Another runner we believe ran a sneaky-good race last time out is #9 Hayne’s Fever (5-1), who finished fifth but beaten just two lengths against similar three weeks back going 1 1/16 miles at Pimlico. He was in between horses in a three-way duel that saw them motor the first half in 46.85 seconds and three-quarters in 1:11.87. The closers came and got the money, but this one finished best of the three who were dueling, and the horse who finished worst of that trio, Battle Ready, returned to win next out at Suffolk. Under Tais Lyapustina, this runner may find the pace a bit more congenial this time around.


Let’s look for an upset in the getaway race. #10 Polished Gal (12-1) tried the lawn for the first time (in just her third career start) and certainly took to it, circling the field to rally to a length victory. That was at the maiden $25,000 claiming level, but the race may have been better than it looks; the runner-up returned to win next out at the $40,000 maiden level. This one will need to improve to contend with runners like #5 Flyingontheground (5-2), but with just three starts under her belt, she certainly can. We’re using that runner, as well, but an obvious horse we’re tossing is #6 Lunar Rille (3-1), who was claimed by Claudio Gonzalez last time out. Her figures make her a major player in here, and while we’re not sold shortening up to a sprint is the best idea, you can’t argue with the success Gonzalez has enjoyed. Or can you? Over the last three years, he’s won with 25 percent of dirt starters — but just seven percent of turf starters. It’s a staggering (and inexplicable) difference, and one that makes it hard to accept what figure to be short odds.
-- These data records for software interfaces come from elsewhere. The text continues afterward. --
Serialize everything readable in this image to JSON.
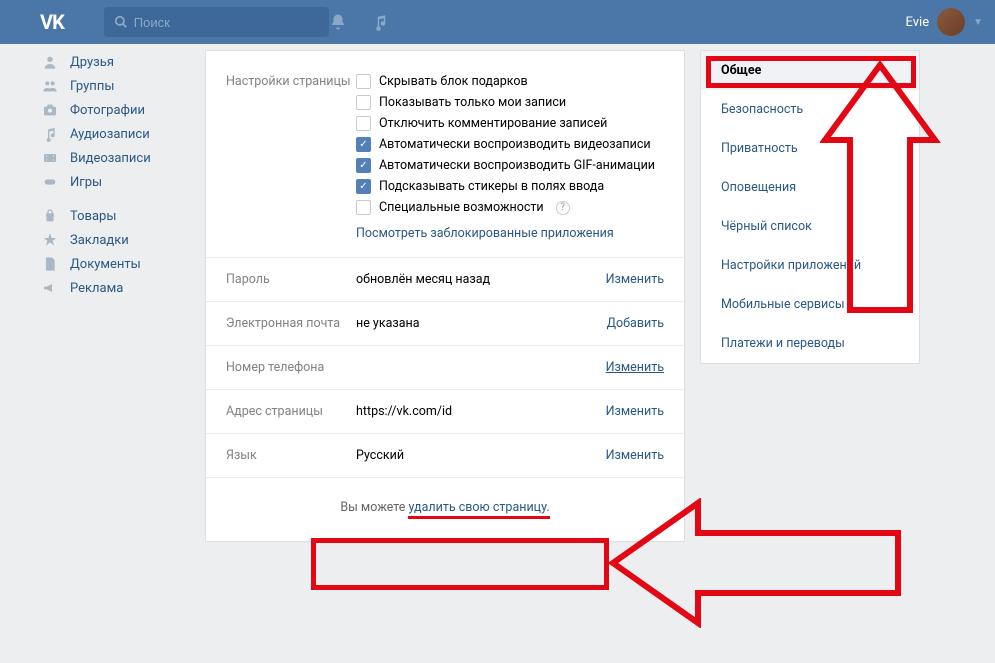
{
  "header": {
    "logo": "VK",
    "search_placeholder": "Поиск",
    "user_name": "Evie"
  },
  "sidebar": {
    "items": [
      {
        "icon": "friends",
        "label": "Друзья"
      },
      {
        "icon": "groups",
        "label": "Группы"
      },
      {
        "icon": "photos",
        "label": "Фотографии"
      },
      {
        "icon": "audio",
        "label": "Аудиозаписи"
      },
      {
        "icon": "video",
        "label": "Видеозаписи"
      },
      {
        "icon": "games",
        "label": "Игры"
      }
    ],
    "items2": [
      {
        "icon": "market",
        "label": "Товары"
      },
      {
        "icon": "bookmarks",
        "label": "Закладки"
      },
      {
        "icon": "docs",
        "label": "Документы"
      },
      {
        "icon": "ads",
        "label": "Реклама"
      }
    ]
  },
  "settings": {
    "page_settings_label": "Настройки страницы",
    "checks": [
      {
        "label": "Скрывать блок подарков",
        "on": false
      },
      {
        "label": "Показывать только мои записи",
        "on": false
      },
      {
        "label": "Отключить комментирование записей",
        "on": false
      },
      {
        "label": "Автоматически воспроизводить видеозаписи",
        "on": true
      },
      {
        "label": "Автоматически воспроизводить GIF-анимации",
        "on": true
      },
      {
        "label": "Подсказывать стикеры в полях ввода",
        "on": true
      },
      {
        "label": "Специальные возможности",
        "on": false,
        "help": true
      }
    ],
    "view_blocked": "Посмотреть заблокированные приложения",
    "rows": [
      {
        "label": "Пароль",
        "value": "обновлён месяц назад",
        "action": "Изменить"
      },
      {
        "label": "Электронная почта",
        "value": "не указана",
        "action": "Добавить"
      },
      {
        "label": "Номер телефона",
        "value": "",
        "action": "Изменить",
        "underline": true
      },
      {
        "label": "Адрес страницы",
        "value": "https://vk.com/id",
        "action": "Изменить"
      },
      {
        "label": "Язык",
        "value": "Русский",
        "action": "Изменить"
      }
    ],
    "delete_prefix": "Вы можете ",
    "delete_link": "удалить свою страницу."
  },
  "rightnav": {
    "items": [
      {
        "label": "Общее",
        "active": true
      },
      {
        "label": "Безопасность"
      },
      {
        "label": "Приватность"
      },
      {
        "label": "Оповещения"
      },
      {
        "label": "Чёрный список"
      },
      {
        "label": "Настройки приложений"
      },
      {
        "label": "Мобильные сервисы"
      },
      {
        "label": "Платежи и переводы"
      }
    ]
  }
}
  • RACE 7 
    • 3-2-4-6
    • SCR: 5
  • RACE 8
    • 9-4-8-6
    • SCR: 5
  • RACE 9
    • 10-5-7-11
    • SCR: